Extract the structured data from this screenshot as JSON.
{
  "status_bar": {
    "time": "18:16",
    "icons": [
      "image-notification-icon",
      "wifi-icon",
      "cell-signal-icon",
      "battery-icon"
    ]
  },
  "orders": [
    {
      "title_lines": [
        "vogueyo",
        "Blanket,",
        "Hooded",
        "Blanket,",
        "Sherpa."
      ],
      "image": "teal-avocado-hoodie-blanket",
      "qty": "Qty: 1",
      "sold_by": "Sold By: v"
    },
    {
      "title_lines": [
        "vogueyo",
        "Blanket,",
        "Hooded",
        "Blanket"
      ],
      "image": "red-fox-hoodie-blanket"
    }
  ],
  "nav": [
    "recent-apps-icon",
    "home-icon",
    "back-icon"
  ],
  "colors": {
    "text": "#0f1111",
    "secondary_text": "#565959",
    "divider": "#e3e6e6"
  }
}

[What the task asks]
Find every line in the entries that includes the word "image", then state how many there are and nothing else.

[Solution to this exercise]
3